Judgemental

I’m judgemental, and that’s as it should be.

As a therapist, I make it my business to create a warm, safe, non-judgmental space for my clients. I think I achieve it. I really hope I do.

The question really is how?

Being judgemental is a vital life skill.

Being judgemental is not a bad thing.

Being judgemental is something that feeds the most primitive human instinct there is: survival.

Judgements stop us crossing the road when it isn’t safe. It tells us not to eat the meat that’s sat out for a little too long. It tells us to avoid someone who we may think will be bad for us, whether short or long term. Judgements are really really important, and about 80% of the time, we should listen to them.

What’s also really important is to understand what informs them. So for example, if you feel negatively judgemental about gay people, you need to ask yourself why. Why do you think that it’s wrong? Where have you learned that message? Why are you caught in a narrative about it being wrong? How does their sexuality affect you?

The answer is, it doesn’t. Unless of course there is something a lot deeper going on than just fearing someone’s difference to you, for example the idea they may not be so different to you.

The thing about negative judgements is they help us align with certain tribes. They help us feel as though we belong. That’s why they’re so hard to resist. We see it in the playground from an early age. The child with ginger hair is excluded and isolated for a genetic predisposition, to facilitate bonding between his peers. The one who is good at maths and not sports is teased for being a geek or a nerd, because his intelligence is something to be feared, and his difference feels foreign.

Can you see how those childhood judgments translate into adulthood?

I certainly can.

The way to combat these is by being honest with yourself. For example:

‘Why does it matter to me if Sue walks her kids to school in her pyjamas? Why do I feel threatened by it? What do I see in Sue that I’m scared of seeing in myself?’

Because that’s another thing. Negative judgements are usually based on tiny little mirror reflections we are scared of seeing in ourselves.

Perhaps Sue has had to fight her kids tooth and nail to get the kids to school this morning. Perhaps Sue’s mother/brother/other was rushed into hospital in the night and she hasn’t had time to look after herself before the children. Perhaps Sue can barely function due to hideous depression but is being a responsible parent, and is getting her kids to school on time.

Perhaps Sue doesn’t care.

What matters is that Sue is making her choice, and you can make yours. Neither should affect the other. We need to own our own ‘stuff’, and understand that our judgements of others is just that. OURS.

After all, to quote a ridiculously overused, but nevertheless important phrase:

In a world where you can be anything, be kind.

#therapy #counselling #bekind #judgemental #love #bristol

Leave a Reply

Fill in your details below or click an icon to log in:

WordPress.com Logo

You are commenting using your WordPress.com account. Log Out /  Change )

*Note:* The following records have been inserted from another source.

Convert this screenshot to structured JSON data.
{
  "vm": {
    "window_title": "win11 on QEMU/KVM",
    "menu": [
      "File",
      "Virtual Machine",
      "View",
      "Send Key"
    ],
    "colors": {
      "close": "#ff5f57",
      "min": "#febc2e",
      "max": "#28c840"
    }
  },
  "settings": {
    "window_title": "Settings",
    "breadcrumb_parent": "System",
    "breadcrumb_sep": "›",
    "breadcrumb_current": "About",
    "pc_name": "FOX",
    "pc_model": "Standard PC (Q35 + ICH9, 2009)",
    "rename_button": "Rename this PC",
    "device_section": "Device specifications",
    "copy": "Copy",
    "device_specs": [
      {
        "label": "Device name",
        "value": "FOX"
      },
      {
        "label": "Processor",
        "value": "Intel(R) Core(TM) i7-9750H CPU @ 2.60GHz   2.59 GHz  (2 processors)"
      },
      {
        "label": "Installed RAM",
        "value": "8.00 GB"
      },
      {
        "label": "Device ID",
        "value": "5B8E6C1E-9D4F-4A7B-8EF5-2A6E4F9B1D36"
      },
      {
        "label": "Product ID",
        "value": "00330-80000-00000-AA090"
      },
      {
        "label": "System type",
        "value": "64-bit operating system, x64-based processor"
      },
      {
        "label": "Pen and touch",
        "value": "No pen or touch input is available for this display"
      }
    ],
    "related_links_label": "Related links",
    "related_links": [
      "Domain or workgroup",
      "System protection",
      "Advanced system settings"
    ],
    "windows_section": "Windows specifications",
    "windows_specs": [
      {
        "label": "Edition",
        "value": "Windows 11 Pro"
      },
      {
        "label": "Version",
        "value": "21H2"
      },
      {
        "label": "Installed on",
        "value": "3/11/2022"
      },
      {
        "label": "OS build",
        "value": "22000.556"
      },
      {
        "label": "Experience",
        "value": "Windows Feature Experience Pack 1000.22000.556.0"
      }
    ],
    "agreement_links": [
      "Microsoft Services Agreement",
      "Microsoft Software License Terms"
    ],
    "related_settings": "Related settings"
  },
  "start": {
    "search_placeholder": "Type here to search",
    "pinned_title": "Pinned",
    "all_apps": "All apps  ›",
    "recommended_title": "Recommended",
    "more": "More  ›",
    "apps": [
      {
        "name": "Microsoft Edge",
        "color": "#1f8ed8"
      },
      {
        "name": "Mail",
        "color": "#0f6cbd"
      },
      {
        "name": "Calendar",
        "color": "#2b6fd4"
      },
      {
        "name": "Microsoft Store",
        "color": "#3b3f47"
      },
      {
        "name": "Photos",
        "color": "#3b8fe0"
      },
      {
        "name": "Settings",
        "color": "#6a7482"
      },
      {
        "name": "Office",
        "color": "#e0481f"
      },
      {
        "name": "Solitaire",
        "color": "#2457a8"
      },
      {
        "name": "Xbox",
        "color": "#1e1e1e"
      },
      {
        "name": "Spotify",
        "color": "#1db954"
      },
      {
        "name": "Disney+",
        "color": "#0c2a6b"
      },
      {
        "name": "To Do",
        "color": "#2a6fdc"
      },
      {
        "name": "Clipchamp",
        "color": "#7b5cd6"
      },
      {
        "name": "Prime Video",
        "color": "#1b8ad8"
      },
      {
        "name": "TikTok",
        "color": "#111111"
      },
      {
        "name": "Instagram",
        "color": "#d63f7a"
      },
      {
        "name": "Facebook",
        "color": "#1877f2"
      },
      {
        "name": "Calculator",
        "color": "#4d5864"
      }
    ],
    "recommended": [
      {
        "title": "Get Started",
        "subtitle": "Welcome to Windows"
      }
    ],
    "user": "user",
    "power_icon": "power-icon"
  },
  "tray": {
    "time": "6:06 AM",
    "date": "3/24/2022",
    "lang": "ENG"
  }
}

Google photo

You are commenting using your Google account. Log Out /  Change )

Twitter picture

You are commenting using your Twitter account. Log Out /  Change )

Facebook photo

You are commenting using your Facebook account. Log Out /  Change )

Connecting to %s